Deloitte, which is handling the affairs of the bust music chain, had originally stopped customers spending the vouchers, leading to angry scenes in stores. Today the administrator said that it had been "urgently assessing the company's financial position".
"I am pleased to confirm that, having concluded this assessment, we are able to honour gift cards. I can also confirm that all money raised by HMV for various charities will be paid in full," said Nick Edwards, who has been appointed Joint Administrator for the chain. "We recognise that both of these matters have caused concern for individuals and organisations affected and are pleased to have reached a positive outcome."
In addition to the vouchers, HMV owed the victims of the Hillsborough disaster £150,000 from the Hillsborough Justice Christmas single. The version of the Hollies' hit He Ain't Heavy, He's My Brother by The Justice Collective was launched at Liverpool's HMV store. Deloitte's announcement today ensures that the affected families will get the money.

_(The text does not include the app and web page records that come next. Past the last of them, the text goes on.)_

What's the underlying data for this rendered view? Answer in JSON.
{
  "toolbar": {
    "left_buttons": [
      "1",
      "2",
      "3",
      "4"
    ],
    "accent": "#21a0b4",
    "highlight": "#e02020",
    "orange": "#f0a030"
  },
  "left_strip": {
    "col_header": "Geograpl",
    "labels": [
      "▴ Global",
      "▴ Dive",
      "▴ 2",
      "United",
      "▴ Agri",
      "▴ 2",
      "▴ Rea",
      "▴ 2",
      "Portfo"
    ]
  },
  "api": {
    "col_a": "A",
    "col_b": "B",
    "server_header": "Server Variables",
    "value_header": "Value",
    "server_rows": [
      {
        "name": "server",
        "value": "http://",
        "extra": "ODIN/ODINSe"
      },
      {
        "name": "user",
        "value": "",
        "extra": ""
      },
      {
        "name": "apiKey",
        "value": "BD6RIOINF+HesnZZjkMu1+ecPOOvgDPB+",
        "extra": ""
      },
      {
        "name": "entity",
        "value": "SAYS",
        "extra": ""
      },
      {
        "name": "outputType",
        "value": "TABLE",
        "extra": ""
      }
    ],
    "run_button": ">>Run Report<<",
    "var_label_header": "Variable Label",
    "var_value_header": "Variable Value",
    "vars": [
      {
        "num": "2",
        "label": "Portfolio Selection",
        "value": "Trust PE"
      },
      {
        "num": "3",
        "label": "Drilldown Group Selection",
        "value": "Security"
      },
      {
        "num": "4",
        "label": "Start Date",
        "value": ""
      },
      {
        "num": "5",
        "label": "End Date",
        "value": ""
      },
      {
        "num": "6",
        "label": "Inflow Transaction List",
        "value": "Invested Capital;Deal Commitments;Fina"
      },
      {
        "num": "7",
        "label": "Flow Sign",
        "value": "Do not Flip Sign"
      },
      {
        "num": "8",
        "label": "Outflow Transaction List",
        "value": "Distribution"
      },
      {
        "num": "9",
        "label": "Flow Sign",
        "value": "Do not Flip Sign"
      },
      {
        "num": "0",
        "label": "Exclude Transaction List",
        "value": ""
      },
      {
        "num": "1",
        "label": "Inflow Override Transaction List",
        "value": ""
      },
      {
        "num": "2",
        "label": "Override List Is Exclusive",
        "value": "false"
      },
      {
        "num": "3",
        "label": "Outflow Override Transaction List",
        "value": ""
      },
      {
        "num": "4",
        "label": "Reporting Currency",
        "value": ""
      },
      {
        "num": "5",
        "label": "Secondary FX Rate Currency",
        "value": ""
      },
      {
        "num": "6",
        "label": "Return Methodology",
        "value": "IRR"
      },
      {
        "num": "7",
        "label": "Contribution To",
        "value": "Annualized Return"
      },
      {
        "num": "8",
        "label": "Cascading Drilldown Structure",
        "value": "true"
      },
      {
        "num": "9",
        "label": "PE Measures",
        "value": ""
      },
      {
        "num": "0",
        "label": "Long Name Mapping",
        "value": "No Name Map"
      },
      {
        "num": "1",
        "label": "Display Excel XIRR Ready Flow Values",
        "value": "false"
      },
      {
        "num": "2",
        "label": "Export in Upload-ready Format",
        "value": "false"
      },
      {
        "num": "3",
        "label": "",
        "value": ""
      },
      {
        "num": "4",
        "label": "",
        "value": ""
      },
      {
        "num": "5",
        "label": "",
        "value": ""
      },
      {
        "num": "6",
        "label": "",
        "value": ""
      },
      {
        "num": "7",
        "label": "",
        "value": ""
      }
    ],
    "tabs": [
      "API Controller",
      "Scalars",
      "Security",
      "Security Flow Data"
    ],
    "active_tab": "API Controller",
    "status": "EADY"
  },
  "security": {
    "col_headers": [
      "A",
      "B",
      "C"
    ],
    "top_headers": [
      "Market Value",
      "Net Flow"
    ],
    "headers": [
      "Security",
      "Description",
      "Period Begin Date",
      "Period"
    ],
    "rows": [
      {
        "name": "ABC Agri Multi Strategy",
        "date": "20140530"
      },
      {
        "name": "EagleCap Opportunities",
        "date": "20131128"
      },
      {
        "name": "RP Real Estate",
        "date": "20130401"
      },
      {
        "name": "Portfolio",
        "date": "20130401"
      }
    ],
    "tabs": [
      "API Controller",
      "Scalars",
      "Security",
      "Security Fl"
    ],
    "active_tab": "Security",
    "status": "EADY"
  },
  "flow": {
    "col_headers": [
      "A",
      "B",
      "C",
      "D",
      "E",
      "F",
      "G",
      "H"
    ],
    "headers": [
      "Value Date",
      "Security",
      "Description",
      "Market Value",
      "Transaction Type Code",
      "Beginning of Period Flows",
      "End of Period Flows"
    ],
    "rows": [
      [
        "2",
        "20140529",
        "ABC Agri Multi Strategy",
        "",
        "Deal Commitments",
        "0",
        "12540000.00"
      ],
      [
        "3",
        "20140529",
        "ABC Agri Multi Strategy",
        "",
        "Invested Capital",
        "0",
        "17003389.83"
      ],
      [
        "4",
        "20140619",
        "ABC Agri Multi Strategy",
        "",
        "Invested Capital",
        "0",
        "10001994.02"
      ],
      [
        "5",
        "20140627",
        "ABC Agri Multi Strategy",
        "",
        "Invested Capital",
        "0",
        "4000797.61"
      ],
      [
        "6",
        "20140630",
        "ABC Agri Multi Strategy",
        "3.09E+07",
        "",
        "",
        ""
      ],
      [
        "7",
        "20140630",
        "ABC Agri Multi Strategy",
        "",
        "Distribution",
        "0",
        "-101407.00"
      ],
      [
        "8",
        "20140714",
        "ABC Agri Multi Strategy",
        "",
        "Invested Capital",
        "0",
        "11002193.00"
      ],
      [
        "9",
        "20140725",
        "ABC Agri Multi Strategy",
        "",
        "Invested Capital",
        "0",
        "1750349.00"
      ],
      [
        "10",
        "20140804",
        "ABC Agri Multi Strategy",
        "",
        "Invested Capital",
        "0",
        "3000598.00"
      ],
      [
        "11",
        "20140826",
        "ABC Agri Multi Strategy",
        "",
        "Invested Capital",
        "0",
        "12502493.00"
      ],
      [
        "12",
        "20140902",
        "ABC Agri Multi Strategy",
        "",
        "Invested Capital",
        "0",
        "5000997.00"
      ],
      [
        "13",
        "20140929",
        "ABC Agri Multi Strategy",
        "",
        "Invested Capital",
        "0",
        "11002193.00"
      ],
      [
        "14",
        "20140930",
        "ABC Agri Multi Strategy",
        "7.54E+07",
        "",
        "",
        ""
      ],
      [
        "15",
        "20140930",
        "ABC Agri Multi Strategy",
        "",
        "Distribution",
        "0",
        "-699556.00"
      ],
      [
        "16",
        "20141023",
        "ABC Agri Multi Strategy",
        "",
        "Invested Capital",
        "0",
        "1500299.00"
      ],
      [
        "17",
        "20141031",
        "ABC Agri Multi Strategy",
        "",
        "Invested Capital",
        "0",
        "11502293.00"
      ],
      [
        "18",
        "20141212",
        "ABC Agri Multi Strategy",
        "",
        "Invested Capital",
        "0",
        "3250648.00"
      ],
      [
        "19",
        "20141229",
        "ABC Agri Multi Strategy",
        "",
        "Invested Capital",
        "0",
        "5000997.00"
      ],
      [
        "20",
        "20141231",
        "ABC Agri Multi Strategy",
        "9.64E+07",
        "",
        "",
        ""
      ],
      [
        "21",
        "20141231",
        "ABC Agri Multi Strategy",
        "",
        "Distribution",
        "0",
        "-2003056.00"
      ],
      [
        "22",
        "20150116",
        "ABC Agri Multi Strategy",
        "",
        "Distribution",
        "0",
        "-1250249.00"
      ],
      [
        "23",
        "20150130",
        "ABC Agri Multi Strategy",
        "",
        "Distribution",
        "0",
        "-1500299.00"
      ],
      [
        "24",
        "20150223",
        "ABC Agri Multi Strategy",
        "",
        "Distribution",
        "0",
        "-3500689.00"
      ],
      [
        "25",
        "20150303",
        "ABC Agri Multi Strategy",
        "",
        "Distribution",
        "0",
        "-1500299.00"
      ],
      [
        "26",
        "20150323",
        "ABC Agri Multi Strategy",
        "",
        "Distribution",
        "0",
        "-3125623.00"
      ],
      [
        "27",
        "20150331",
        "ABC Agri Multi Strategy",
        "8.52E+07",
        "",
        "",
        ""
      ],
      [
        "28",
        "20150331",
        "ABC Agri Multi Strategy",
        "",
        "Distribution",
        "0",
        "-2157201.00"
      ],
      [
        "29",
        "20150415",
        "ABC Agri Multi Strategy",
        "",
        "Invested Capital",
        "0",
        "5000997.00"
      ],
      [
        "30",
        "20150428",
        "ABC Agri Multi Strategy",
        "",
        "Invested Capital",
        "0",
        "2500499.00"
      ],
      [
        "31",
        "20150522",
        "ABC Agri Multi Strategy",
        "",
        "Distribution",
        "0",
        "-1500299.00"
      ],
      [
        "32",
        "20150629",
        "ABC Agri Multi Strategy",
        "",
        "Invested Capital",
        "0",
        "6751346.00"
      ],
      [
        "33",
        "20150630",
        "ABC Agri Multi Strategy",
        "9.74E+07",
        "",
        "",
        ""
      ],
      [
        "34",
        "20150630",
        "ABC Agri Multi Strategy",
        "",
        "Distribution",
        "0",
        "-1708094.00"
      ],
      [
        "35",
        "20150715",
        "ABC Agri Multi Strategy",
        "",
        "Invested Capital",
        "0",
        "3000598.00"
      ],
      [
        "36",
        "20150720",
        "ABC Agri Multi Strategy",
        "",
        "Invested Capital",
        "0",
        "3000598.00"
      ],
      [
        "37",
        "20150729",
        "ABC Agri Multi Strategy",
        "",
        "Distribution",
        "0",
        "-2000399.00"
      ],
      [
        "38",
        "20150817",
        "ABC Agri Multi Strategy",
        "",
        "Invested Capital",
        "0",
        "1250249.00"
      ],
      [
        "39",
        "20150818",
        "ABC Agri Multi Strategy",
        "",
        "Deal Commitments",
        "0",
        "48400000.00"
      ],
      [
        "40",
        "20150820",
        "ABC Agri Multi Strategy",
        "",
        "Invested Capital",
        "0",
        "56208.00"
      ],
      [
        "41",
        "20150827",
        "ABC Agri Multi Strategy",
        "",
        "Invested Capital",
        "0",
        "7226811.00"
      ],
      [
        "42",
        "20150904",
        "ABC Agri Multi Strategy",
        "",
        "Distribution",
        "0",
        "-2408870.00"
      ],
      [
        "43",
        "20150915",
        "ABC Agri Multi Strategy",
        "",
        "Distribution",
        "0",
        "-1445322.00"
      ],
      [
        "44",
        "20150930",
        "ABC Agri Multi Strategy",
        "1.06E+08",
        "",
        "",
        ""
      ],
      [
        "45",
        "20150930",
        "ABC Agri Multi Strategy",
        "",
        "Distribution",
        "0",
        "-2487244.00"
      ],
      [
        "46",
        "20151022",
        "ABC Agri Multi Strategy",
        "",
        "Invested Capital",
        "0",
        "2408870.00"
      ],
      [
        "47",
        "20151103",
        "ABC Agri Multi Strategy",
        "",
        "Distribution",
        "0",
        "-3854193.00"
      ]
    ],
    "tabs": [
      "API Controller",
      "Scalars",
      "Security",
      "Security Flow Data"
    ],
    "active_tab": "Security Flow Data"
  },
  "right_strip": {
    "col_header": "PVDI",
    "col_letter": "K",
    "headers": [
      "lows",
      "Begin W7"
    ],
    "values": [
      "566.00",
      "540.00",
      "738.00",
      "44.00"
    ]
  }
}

Millions of pounds worth of HMV gift cards many received as Christmas presents became effectively worthless the second the company collapsed so the turnaround on behalf of the administrators is a relief for many. Once a company is in administration, the administrators are under no obligation to honour the vouchers.
Gift vouchers are in effect a debt owed by the company. If the issuer goes bust, anyone with a voucher becomes an unsecured creditor, with a long and uncertain wait to get any money back. However, administrators have discretion to carry on accepting vouchers after a company has failed.
However, if the business is sold to someone else there is no guarantee that they will continue to accept the vouchers, so shoppers should act fast. Even if a business is sold and continues trading under the same name the new owner is a separate legal entity and is under no obligation to honour the obligations including vouchers issued by the original concern.
There has been speculation that HMV will soon be bought by another company, although sources close to the company said they did not expect an announcement today.